            2. 2

              If you’re concerned about EMI (i.e. TEMPEST), then fibre also doesn’t have those emissions. The US federal government deploys a lot of fibre for that reason.

            3. 5

              In case you happen to be a ham — fiber is RFI-immune. Longer copper ethernet runs can be prone to radiating wideband noise, as well as receiving RFI from nearby transmitters (which then degrades the network connection). Using shielded twisted pair is an option, but it’s nearly as expensive as fiber, and nearly as annoying to terminate as fiber. And, existing OM4 or OM5 fiber looks like it will manage 100Gbit links over in-house distances, which makes it more future-proof than Cat6A or even Cat8.

              1. 3

                Apparently they have a 25gbit connection so I guess you need this to even begin to take advantage of it.

                Seems like a crazy amount of bandwidth though - 25gbit, 10gbit AND a 5G backup.

                1. 2

                  isn’t this too fast to write on a regular SSD? if we take the 550MB/s write speed, how would you benefit from a 25gbit connection?

                  1. 3
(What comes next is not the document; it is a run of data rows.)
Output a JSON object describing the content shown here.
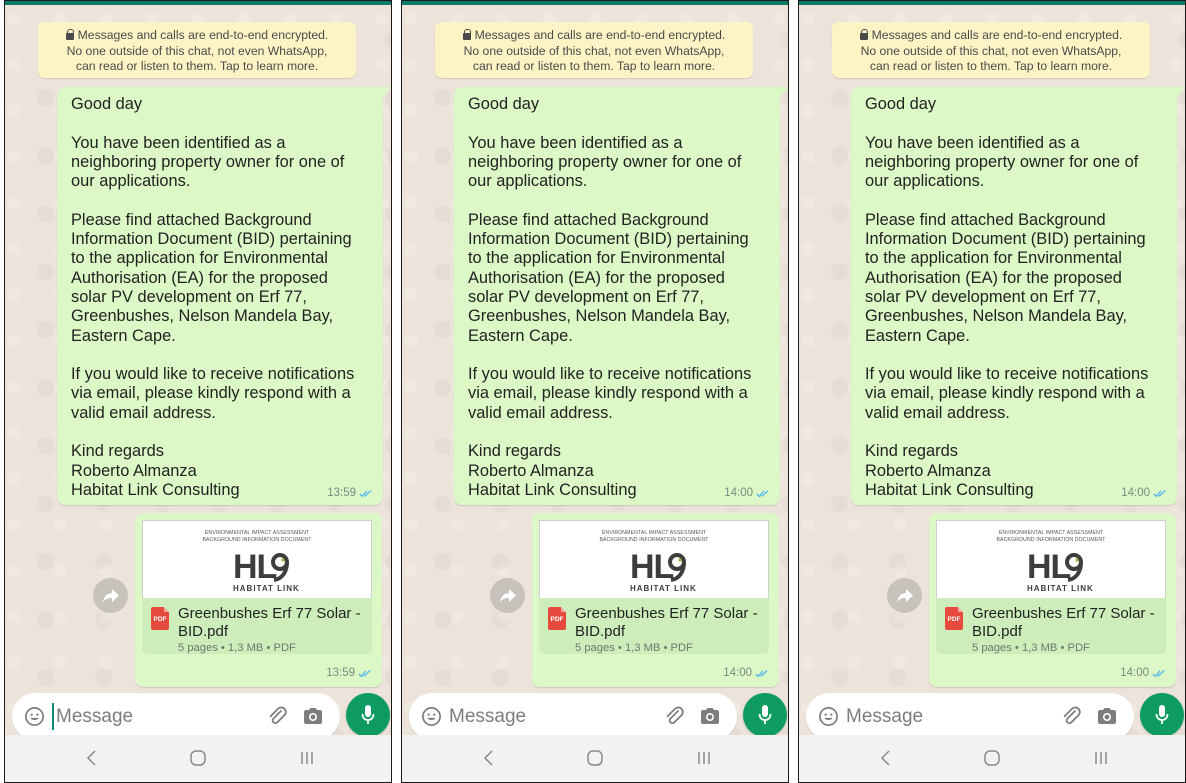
{
  "encryption_notice": {
    "lines": [
      "Messages and calls are end-to-end encrypted.",
      "No one outside of this chat, not even WhatsApp,",
      "can read or listen to them. Tap to learn more."
    ]
  },
  "message": {
    "lines": [
      "Good day",
      "",
      "You have been identified as a",
      "neighboring property owner for one of",
      "our applications.",
      "",
      "Please find attached Background",
      "Information Document (BID) pertaining",
      "to the application for Environmental",
      "Authorisation (EA) for the proposed",
      "solar PV development on Erf 77,",
      "Greenbushes, Nelson Mandela Bay,",
      "Eastern Cape.",
      "",
      "If you would like to receive notifications",
      "via email, please kindly respond with a",
      "valid email address.",
      "",
      "Kind regards",
      "Roberto Almanza",
      "Habitat Link Consulting"
    ]
  },
  "document": {
    "preview_heading_1": "ENVIRONMENTAL IMPACT ASSESSMENT",
    "preview_heading_2": "BACKGROUND INFORMATION DOCUMENT",
    "preview_logo": "HL",
    "preview_logo_sub": "HABITAT LINK",
    "file_icon_label": "PDF",
    "file_name_line1": "Greenbushes Erf 77 Solar -",
    "file_name_line2": "BID.pdf",
    "file_meta": "5 pages • 1,3 MB • PDF"
  },
  "panels": [
    {
      "text_time": "13:59",
      "doc_time": "13:59"
    },
    {
      "text_time": "14:00",
      "doc_time": "14:00"
    },
    {
      "text_time": "14:00",
      "doc_time": "14:00"
    }
  ],
  "input": {
    "placeholder": "Message"
  },
  "icons": {
    "lock": "lock-icon",
    "read_receipt": "double-check-icon",
    "forward": "forward-icon",
    "emoji": "emoji-icon",
    "attach": "paperclip-icon",
    "camera": "camera-icon",
    "mic": "microphone-icon",
    "nav": [
      "back-icon",
      "home-icon",
      "recents-icon"
    ]
  },
  "colors": {
    "header": "#0b7a67",
    "wallpaper": "#ece4da",
    "outgoing_bubble": "#dcf8c6",
    "document_info": "#cdeebb",
    "encryption_banner": "#fdf4c6",
    "read_receipt": "#4fb6ec",
    "mic_button": "#0d9b62",
    "pdf_icon": "#e54a3c"
  }
}
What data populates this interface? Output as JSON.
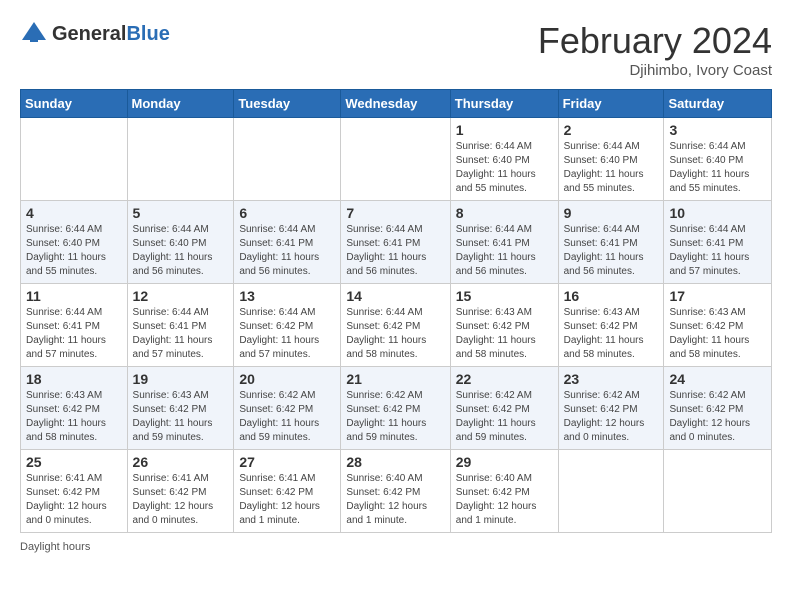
{
  "header": {
    "logo_general": "General",
    "logo_blue": "Blue",
    "month_year": "February 2024",
    "location": "Djihimbo, Ivory Coast"
  },
  "days_of_week": [
    "Sunday",
    "Monday",
    "Tuesday",
    "Wednesday",
    "Thursday",
    "Friday",
    "Saturday"
  ],
  "weeks": [
    [
      {
        "day": "",
        "info": ""
      },
      {
        "day": "",
        "info": ""
      },
      {
        "day": "",
        "info": ""
      },
      {
        "day": "",
        "info": ""
      },
      {
        "day": "1",
        "info": "Sunrise: 6:44 AM\nSunset: 6:40 PM\nDaylight: 11 hours and 55 minutes."
      },
      {
        "day": "2",
        "info": "Sunrise: 6:44 AM\nSunset: 6:40 PM\nDaylight: 11 hours and 55 minutes."
      },
      {
        "day": "3",
        "info": "Sunrise: 6:44 AM\nSunset: 6:40 PM\nDaylight: 11 hours and 55 minutes."
      }
    ],
    [
      {
        "day": "4",
        "info": "Sunrise: 6:44 AM\nSunset: 6:40 PM\nDaylight: 11 hours and 55 minutes."
      },
      {
        "day": "5",
        "info": "Sunrise: 6:44 AM\nSunset: 6:40 PM\nDaylight: 11 hours and 56 minutes."
      },
      {
        "day": "6",
        "info": "Sunrise: 6:44 AM\nSunset: 6:41 PM\nDaylight: 11 hours and 56 minutes."
      },
      {
        "day": "7",
        "info": "Sunrise: 6:44 AM\nSunset: 6:41 PM\nDaylight: 11 hours and 56 minutes."
      },
      {
        "day": "8",
        "info": "Sunrise: 6:44 AM\nSunset: 6:41 PM\nDaylight: 11 hours and 56 minutes."
      },
      {
        "day": "9",
        "info": "Sunrise: 6:44 AM\nSunset: 6:41 PM\nDaylight: 11 hours and 56 minutes."
      },
      {
        "day": "10",
        "info": "Sunrise: 6:44 AM\nSunset: 6:41 PM\nDaylight: 11 hours and 57 minutes."
      }
    ],
    [
      {
        "day": "11",
        "info": "Sunrise: 6:44 AM\nSunset: 6:41 PM\nDaylight: 11 hours and 57 minutes."
      },
      {
        "day": "12",
        "info": "Sunrise: 6:44 AM\nSunset: 6:41 PM\nDaylight: 11 hours and 57 minutes."
      },
      {
        "day": "13",
        "info": "Sunrise: 6:44 AM\nSunset: 6:42 PM\nDaylight: 11 hours and 57 minutes."
      },
      {
        "day": "14",
        "info": "Sunrise: 6:44 AM\nSunset: 6:42 PM\nDaylight: 11 hours and 58 minutes."
      },
      {
        "day": "15",
        "info": "Sunrise: 6:43 AM\nSunset: 6:42 PM\nDaylight: 11 hours and 58 minutes."
      },
      {
        "day": "16",
        "info": "Sunrise: 6:43 AM\nSunset: 6:42 PM\nDaylight: 11 hours and 58 minutes."
      },
      {
        "day": "17",
        "info": "Sunrise: 6:43 AM\nSunset: 6:42 PM\nDaylight: 11 hours and 58 minutes."
      }
    ],
    [
      {
        "day": "18",
        "info": "Sunrise: 6:43 AM\nSunset: 6:42 PM\nDaylight: 11 hours and 58 minutes."
      },
      {
        "day": "19",
        "info": "Sunrise: 6:43 AM\nSunset: 6:42 PM\nDaylight: 11 hours and 59 minutes."
      },
      {
        "day": "20",
        "info": "Sunrise: 6:42 AM\nSunset: 6:42 PM\nDaylight: 11 hours and 59 minutes."
      },
      {
        "day": "21",
        "info": "Sunrise: 6:42 AM\nSunset: 6:42 PM\nDaylight: 11 hours and 59 minutes."
      },
      {
        "day": "22",
        "info": "Sunrise: 6:42 AM\nSunset: 6:42 PM\nDaylight: 11 hours and 59 minutes."
      },
      {
        "day": "23",
        "info": "Sunrise: 6:42 AM\nSunset: 6:42 PM\nDaylight: 12 hours and 0 minutes."
      },
      {
        "day": "24",
        "info": "Sunrise: 6:42 AM\nSunset: 6:42 PM\nDaylight: 12 hours and 0 minutes."
      }
    ],
    [
      {
        "day": "25",
        "info": "Sunrise: 6:41 AM\nSunset: 6:42 PM\nDaylight: 12 hours and 0 minutes."
      },
      {
        "day": "26",
        "info": "Sunrise: 6:41 AM\nSunset: 6:42 PM\nDaylight: 12 hours and 0 minutes."
      },
      {
        "day": "27",
        "info": "Sunrise: 6:41 AM\nSunset: 6:42 PM\nDaylight: 12 hours and 1 minute."
      },
      {
        "day": "28",
        "info": "Sunrise: 6:40 AM\nSunset: 6:42 PM\nDaylight: 12 hours and 1 minute."
      },
      {
        "day": "29",
        "info": "Sunrise: 6:40 AM\nSunset: 6:42 PM\nDaylight: 12 hours and 1 minute."
      },
      {
        "day": "",
        "info": ""
      },
      {
        "day": "",
        "info": ""
      }
    ]
  ],
  "footer": {
    "daylight_label": "Daylight hours"
  }
}
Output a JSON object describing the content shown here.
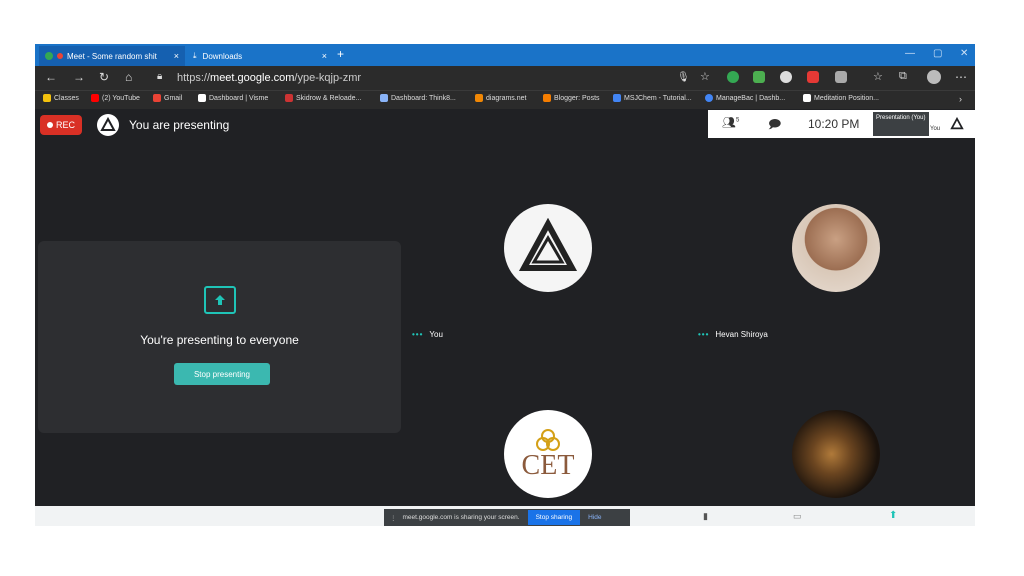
{
  "browser": {
    "tabs": [
      {
        "label": "Meet - Some random shit",
        "close": "×"
      },
      {
        "label": "Downloads",
        "close": "×"
      }
    ],
    "new_tab": "+",
    "url_scheme": "https://",
    "url_host": "meet.google.com",
    "url_path": "/ype-kqjp-zmr",
    "bookmarks": [
      {
        "label": "Classes",
        "color": "#f4c20d"
      },
      {
        "label": "(2) YouTube",
        "color": "#ff0000"
      },
      {
        "label": "Gmail",
        "color": "#ea4335"
      },
      {
        "label": "Dashboard | Visme",
        "color": "#ffffff"
      },
      {
        "label": "Skidrow & Reloade...",
        "color": "#cc3333"
      },
      {
        "label": "Dashboard: Think8...",
        "color": "#8ab4f8"
      },
      {
        "label": "diagrams.net",
        "color": "#f08705"
      },
      {
        "label": "Blogger: Posts",
        "color": "#f57d00"
      },
      {
        "label": "MSJChem - Tutorial...",
        "color": "#4285f4"
      },
      {
        "label": "ManageBac | Dashb...",
        "color": "#4285f4"
      },
      {
        "label": "Meditation Position...",
        "color": "#ffffff"
      }
    ]
  },
  "meet": {
    "rec_label": "REC",
    "presenting_title": "You are presenting",
    "participant_count": "5",
    "time": "10:20 PM",
    "presentation_tile_label": "Presentation (You)",
    "self_mini_label": "You",
    "presenting_card_text": "You're presenting to everyone",
    "stop_presenting_label": "Stop presenting",
    "participants": [
      {
        "name": "You"
      },
      {
        "name": "Hevan Shiroya"
      }
    ],
    "cet_logo_text": "CET",
    "share_notice": "meet.google.com is sharing your screen.",
    "stop_sharing_label": "Stop sharing",
    "hide_label": "Hide"
  },
  "colors": {
    "accent_teal": "#1fc4b7",
    "rec_red": "#d93025",
    "tab_blue": "#1a73c8"
  }
}
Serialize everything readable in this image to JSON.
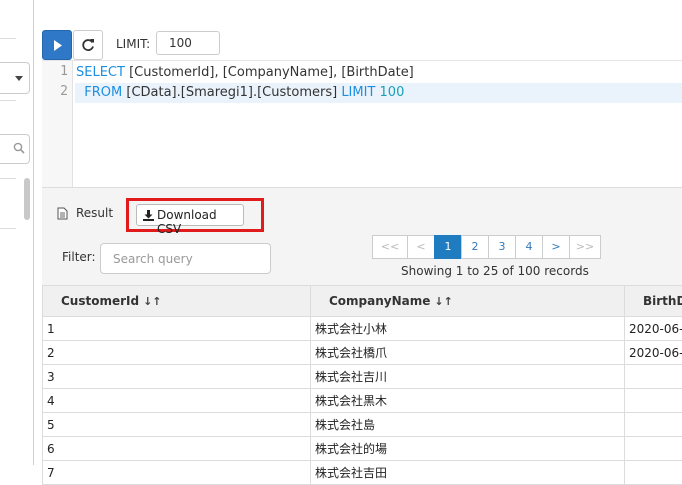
{
  "toolbar": {
    "limit_label": "LIMIT:",
    "limit_value": "100"
  },
  "editor": {
    "line_numbers": [
      "1",
      "2"
    ],
    "line1": {
      "kw_select": "SELECT",
      "columns": " [CustomerId], [CompanyName], [BirthDate]"
    },
    "line2": {
      "indent": "  ",
      "kw_from": "FROM",
      "table": " [CData].[Smaregi1].[Customers] ",
      "kw_limit": "LIMIT",
      "space": " ",
      "limit_num": "100"
    }
  },
  "result": {
    "tab_label": "Result",
    "download_label": "Download CSV",
    "filter_label": "Filter:",
    "filter_placeholder": "Search query",
    "summary": "Showing 1 to 25 of 100 records",
    "highlight_color": "#e11b1b",
    "pager": {
      "first": "<<",
      "prev": "<",
      "pages": [
        "1",
        "2",
        "3",
        "4"
      ],
      "active_page": "1",
      "next": ">",
      "last": ">>"
    },
    "table": {
      "columns": [
        {
          "label": "CustomerId",
          "sort_icon": "↓↑"
        },
        {
          "label": "CompanyName",
          "sort_icon": "↓↑"
        },
        {
          "label": "BirthD"
        }
      ],
      "rows": [
        [
          "1",
          "株式会社小林",
          "2020-06-0"
        ],
        [
          "2",
          "株式会社橋爪",
          "2020-06-0"
        ],
        [
          "3",
          "株式会社吉川",
          ""
        ],
        [
          "4",
          "株式会社黒木",
          ""
        ],
        [
          "5",
          "株式会社島",
          ""
        ],
        [
          "6",
          "株式会社的場",
          ""
        ],
        [
          "7",
          "株式会社吉田",
          ""
        ]
      ]
    }
  }
}
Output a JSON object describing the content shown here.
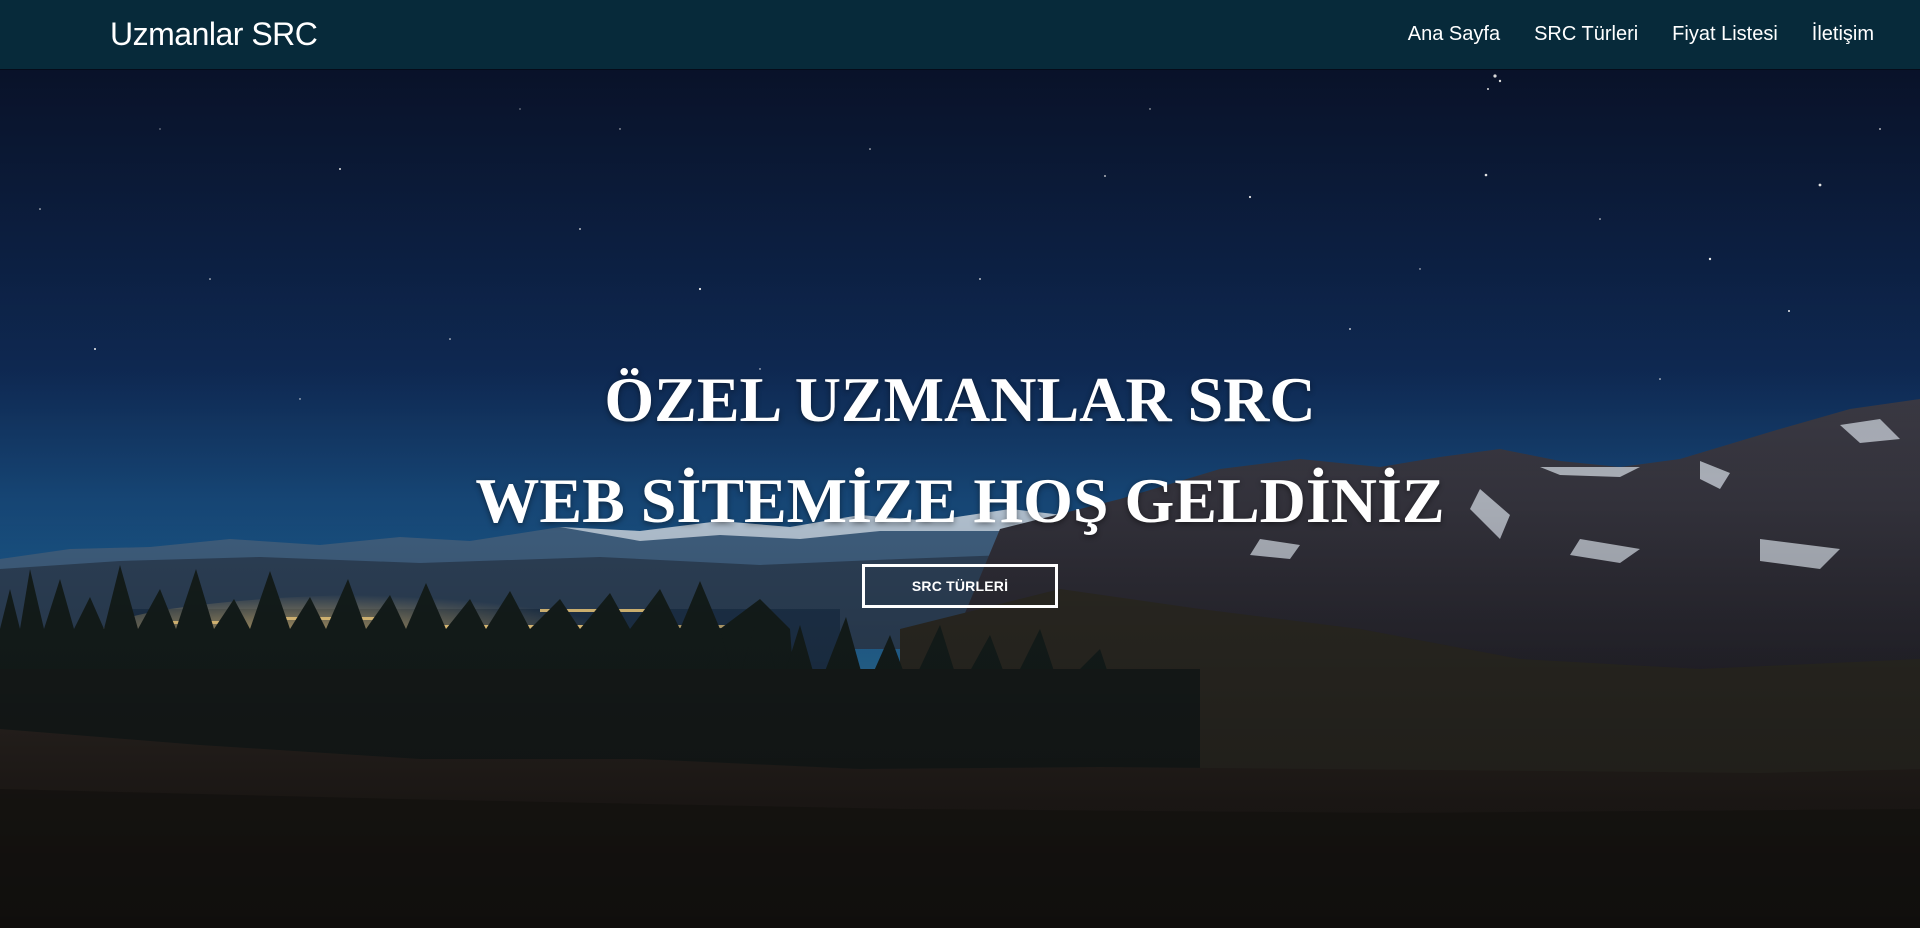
{
  "navbar": {
    "brand": "Uzmanlar SRC",
    "links": [
      {
        "label": "Ana Sayfa"
      },
      {
        "label": "SRC Türleri"
      },
      {
        "label": "Fiyat Listesi"
      },
      {
        "label": "İletişim"
      }
    ]
  },
  "hero": {
    "title_line1": "ÖZEL UZMANLAR SRC",
    "title_line2": "WEB SİTEMİZE HOŞ GELDİNİZ",
    "button_label": "SRC TÜRLERİ"
  },
  "colors": {
    "navbar_bg": "#072a3a",
    "text": "#ffffff",
    "sky_top": "#0a1a3a",
    "sky_horizon": "#1e5a8a"
  }
}
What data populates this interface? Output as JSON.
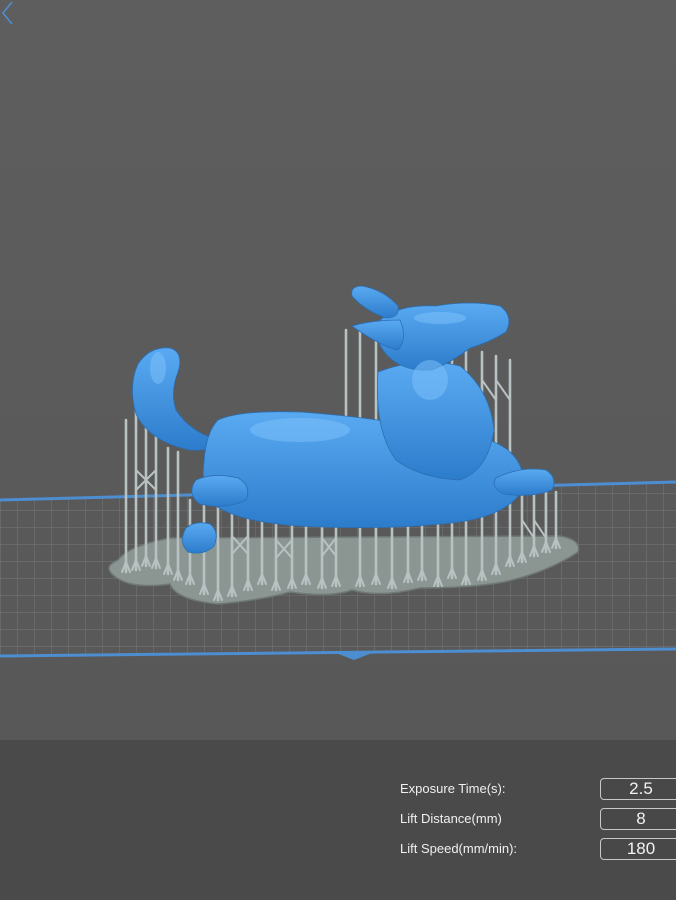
{
  "viewport": {
    "model": "corgi-model",
    "collapse_icon": "chevron-left-icon"
  },
  "colors": {
    "model": "#3d8fe0",
    "supports": "#b9c2c2",
    "raft": "#8b9693",
    "platform_edge": "#4d8ed0",
    "grid_line": "#6b6b6b",
    "viewport_bg": "#5d5d5d",
    "panel_bg": "#4a4a4a"
  },
  "settings": {
    "exposure_time": {
      "label": "Exposure Time(s):",
      "value": "2.5"
    },
    "lift_distance": {
      "label": "Lift Distance(mm)",
      "value": "8"
    },
    "lift_speed": {
      "label": "Lift Speed(mm/min):",
      "value": "180"
    }
  }
}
                    Use the memory. And Init7 charges the same amount for 1G, 10G and 25G

                    1. 1

                      There’s plenty of usages I can think of that wouldn’t involve writing that to disk. Mostly to do with raw video transmission. Security systems, playing video games in a central beefy computer from a portable peripheral (Steam and Playstation support this), keeping video in a NAS and editing from around the house…

                      But yeah, that’s a ton of bandwidth.

                    2. 1

                      Here i am with my only option being a cable connection. I don’t use the fastest at 400/40mbit, but higher speed plans only give me more download.

                      1. 3

                        I use a 4G sim card here because the ADSL is so slow!

                        1. 1

                          I have friends in more rural areas where 4G is better than anything wired they can get. i understand your pain.

                  2. 4

                    I’m just astounded fusion splicers have gotten this cheap

                    1. 2

                      Good ole supply and demand comes through again.

                    2. 1

                      AMD Ryzen 7 5800X (AM4, 3.80 GHz, 8 -Core)

                      Welp, that router should hopefully be able to handle 25+ gbps… I wonder what the minimum useful specs would be, for some basic routing+firewall only? I got gigabit a few years ago and had to buy a beefier router to make it work, I was very confused for a while.

                      1. 2

                        Here are some details about a 25+ gbps router setup My upgrade to 25 Gbit/s Fiber To The Home.

                        1. 1

                          Cool, thanks a lot!